Britain’s Equality and Human Rights Commission published an interesting report yesterday, ‘Is Britain Fairer?’, which it describes as “the most comprehensive review ever carried out on progress towards greater equality and human rights protection in Britain”.
The report looks at current human rights and equality challenges, as Britain becomes more ethnically and religiously diverse than at any point in its history.

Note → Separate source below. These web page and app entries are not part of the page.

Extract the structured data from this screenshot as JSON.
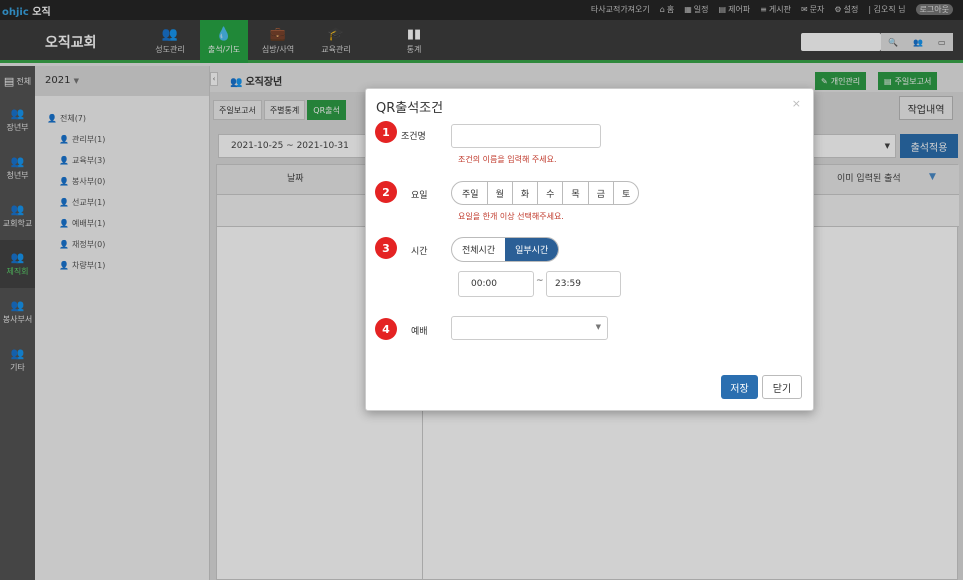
{
  "topbar": {
    "brand_prefix": "ohjic",
    "brand_name": "오직",
    "links": [
      {
        "icon": "",
        "label": "타사교적가져오기"
      },
      {
        "icon": "home-icon",
        "label": "홈"
      },
      {
        "icon": "calendar-icon",
        "label": "일정"
      },
      {
        "icon": "printer-icon",
        "label": "제어파"
      },
      {
        "icon": "board-icon",
        "label": "게시판"
      },
      {
        "icon": "mail-icon",
        "label": "문자"
      },
      {
        "icon": "gear-icon",
        "label": "설정"
      }
    ],
    "user": "| 김오직 님",
    "logout": "로그아웃"
  },
  "navbar": {
    "church": "오직교회",
    "items": [
      {
        "icon": "users-icon",
        "label": "성도관리"
      },
      {
        "icon": "drop-icon",
        "label": "출석/기도"
      },
      {
        "icon": "briefcase-icon",
        "label": "심방/사역"
      },
      {
        "icon": "graduation-icon",
        "label": "교육관리"
      },
      {
        "icon": "chart-icon",
        "label": "통계"
      }
    ],
    "search_placeholder": ""
  },
  "iconbar": {
    "items": [
      {
        "label": "전체"
      },
      {
        "label": "장년부"
      },
      {
        "label": "청년부"
      },
      {
        "label": "교회학교"
      },
      {
        "label": "제직회"
      },
      {
        "label": "봉사부서"
      },
      {
        "label": "기타"
      }
    ]
  },
  "tree": {
    "year": "2021",
    "root": "전체(7)",
    "children": [
      "관리부(1)",
      "교육부(3)",
      "봉사부(0)",
      "선교부(1)",
      "예배부(1)",
      "재정부(0)",
      "차량부(1)"
    ]
  },
  "content": {
    "page_title": "오직장년",
    "btn_personal": "개인관리",
    "btn_weekly": "주일보고서",
    "tabs": [
      "주일보고서",
      "주별통계",
      "QR출석"
    ],
    "work_btn": "작업내역",
    "date_range": "2021-10-25 ~ 2021-10-31",
    "apply_btn": "출석적용",
    "col_date": "날짜",
    "col_already": "이미 입력된 출석"
  },
  "modal": {
    "title": "QR출석조건",
    "close": "×",
    "name_label": "조건명",
    "name_value": "",
    "name_error": "조건의 이름을 입력해 주세요.",
    "day_label": "요일",
    "days": [
      "주일",
      "월",
      "화",
      "수",
      "목",
      "금",
      "토"
    ],
    "day_error": "요일을 한개 이상 선택해주세요.",
    "time_label": "시간",
    "time_opts": [
      "전체시간",
      "일부시간"
    ],
    "time_start": "00:00",
    "time_tilde": "~",
    "time_end": "23:59",
    "worship_label": "예배",
    "worship_value": "",
    "save": "저장",
    "cancel": "닫기",
    "badges": [
      "1",
      "2",
      "3",
      "4"
    ]
  },
  "colors": {
    "green": "#2e9e46",
    "blue": "#2b6fb0",
    "badge_red": "#e42323",
    "error": "#c0392b"
  }
}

It also challenges many existing assumptions about which sections of the population encounter the greatest challenges.
Some of the findings from the report include:
- White pupils from poorer backgrounds, especially boys, suffered the worst start in life as they continued to fall further behind every other ethnic group at school – with their chances of a successful and prosperous career decreasing as a result.
- Chinese and Indian pupils continue to perform better than all other ethnicities at school, and a higher proportion of school-leavers from ethnic minorities go on to higher education than white pupils.
- Girls now outperform boys at school and university, but women still suffer a pay gap which increases as they enter the “sandwich years”, juggling caring for children and parents with the demands of their careers.
- Britons have become more tolerant in general of sexual orientation and racial diversity, but less tolerant in general of religious diversity, with an increase in anti-Semitic and Islamophobic hate crime.
- Younger people suffered the greatest drop in income and employment compared to older age groups, and now face greater barriers to achieving economic independence and success than they did five years ago.
- Legislative and policy reforms have been implemented to tackle serious human rights abuses, such as modern slavery, forced marriage, female genital mutilation and data protection.